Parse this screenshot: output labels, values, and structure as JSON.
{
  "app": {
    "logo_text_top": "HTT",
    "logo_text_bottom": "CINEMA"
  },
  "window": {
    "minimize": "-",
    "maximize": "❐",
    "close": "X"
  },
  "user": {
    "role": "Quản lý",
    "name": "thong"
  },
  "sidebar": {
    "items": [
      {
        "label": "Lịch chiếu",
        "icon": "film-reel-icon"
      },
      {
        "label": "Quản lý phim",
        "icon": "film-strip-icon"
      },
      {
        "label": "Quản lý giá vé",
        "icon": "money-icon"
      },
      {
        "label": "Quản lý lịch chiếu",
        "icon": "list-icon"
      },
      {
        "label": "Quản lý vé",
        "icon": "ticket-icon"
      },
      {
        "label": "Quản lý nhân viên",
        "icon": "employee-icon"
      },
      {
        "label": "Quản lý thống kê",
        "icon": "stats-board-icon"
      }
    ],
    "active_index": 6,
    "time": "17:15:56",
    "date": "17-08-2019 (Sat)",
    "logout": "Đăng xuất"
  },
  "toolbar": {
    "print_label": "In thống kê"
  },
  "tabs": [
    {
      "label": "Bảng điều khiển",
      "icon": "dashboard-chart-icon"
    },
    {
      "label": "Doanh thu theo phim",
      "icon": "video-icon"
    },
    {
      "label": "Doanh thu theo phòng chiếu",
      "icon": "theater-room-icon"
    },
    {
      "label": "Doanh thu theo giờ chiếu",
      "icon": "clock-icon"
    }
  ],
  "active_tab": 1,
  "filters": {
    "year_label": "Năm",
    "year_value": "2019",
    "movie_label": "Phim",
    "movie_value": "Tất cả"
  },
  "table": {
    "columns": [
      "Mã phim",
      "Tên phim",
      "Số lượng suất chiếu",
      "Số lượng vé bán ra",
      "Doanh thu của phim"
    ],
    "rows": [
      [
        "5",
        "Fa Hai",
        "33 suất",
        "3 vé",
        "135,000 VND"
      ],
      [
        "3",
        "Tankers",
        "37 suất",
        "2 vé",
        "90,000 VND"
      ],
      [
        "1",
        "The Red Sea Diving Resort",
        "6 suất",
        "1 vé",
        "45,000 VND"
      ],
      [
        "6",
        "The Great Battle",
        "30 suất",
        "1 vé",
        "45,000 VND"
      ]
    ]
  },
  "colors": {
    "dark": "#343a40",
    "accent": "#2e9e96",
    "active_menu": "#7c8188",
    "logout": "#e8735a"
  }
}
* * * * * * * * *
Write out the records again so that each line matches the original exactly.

Response to the task:
Parse this screenshot: output labels, values, and structure as JSON.
{
  "app": {
    "logo_text_top": "HTT",
    "logo_text_bottom": "CINEMA"
  },
  "window": {
    "minimize": "-",
    "maximize": "❐",
    "close": "X"
  },
  "user": {
    "role": "Quản lý",
    "name": "thong"
  },
  "sidebar": {
    "items": [
      {
        "label": "Lịch chiếu",
        "icon": "film-reel-icon"
      },
      {
        "label": "Quản lý phim",
        "icon": "film-strip-icon"
      },
      {
        "label": "Quản lý giá vé",
        "icon": "money-icon"
      },
      {
        "label": "Quản lý lịch chiếu",
        "icon": "list-icon"
      },
      {
        "label": "Quản lý vé",
        "icon": "ticket-icon"
      },
      {
        "label": "Quản lý nhân viên",
        "icon": "employee-icon"
      },
      {
        "label": "Quản lý thống kê",
        "icon": "stats-board-icon"
      }
    ],
    "active_index": 6,
    "time": "17:15:56",
    "date": "17-08-2019 (Sat)",
    "logout": "Đăng xuất"
  },
  "toolbar": {
    "print_label": "In thống kê"
  },
  "tabs": [
    {
      "label": "Bảng điều khiển",
      "icon": "dashboard-chart-icon"
    },
    {
      "label": "Doanh thu theo phim",
      "icon": "video-icon"
    },
    {
      "label": "Doanh thu theo phòng chiếu",
      "icon": "theater-room-icon"
    },
    {
      "label": "Doanh thu theo giờ chiếu",
      "icon": "clock-icon"
    }
  ],
  "active_tab": 1,
  "filters": {
    "year_label": "Năm",
    "year_value": "2019",
    "movie_label": "Phim",
    "movie_value": "Tất cả"
  },
  "table": {
    "columns": [
      "Mã phim",
      "Tên phim",
      "Số lượng suất chiếu",
      "Số lượng vé bán ra",
      "Doanh thu của phim"
    ],
    "rows": [
      [
        "5",
        "Fa Hai",
        "33 suất",
        "3 vé",
        "135,000 VND"
      ],
      [
        "3",
        "Tankers",
        "37 suất",
        "2 vé",
        "90,000 VND"
      ],
      [
        "1",
        "The Red Sea Diving Resort",
        "6 suất",
        "1 vé",
        "45,000 VND"
      ],
      [
        "6",
        "The Great Battle",
        "30 suất",
        "1 vé",
        "45,000 VND"
      ]
    ]
  },
  "colors": {
    "dark": "#343a40",
    "accent": "#2e9e96",
    "active_menu": "#7c8188",
    "logout": "#e8735a"
  }
}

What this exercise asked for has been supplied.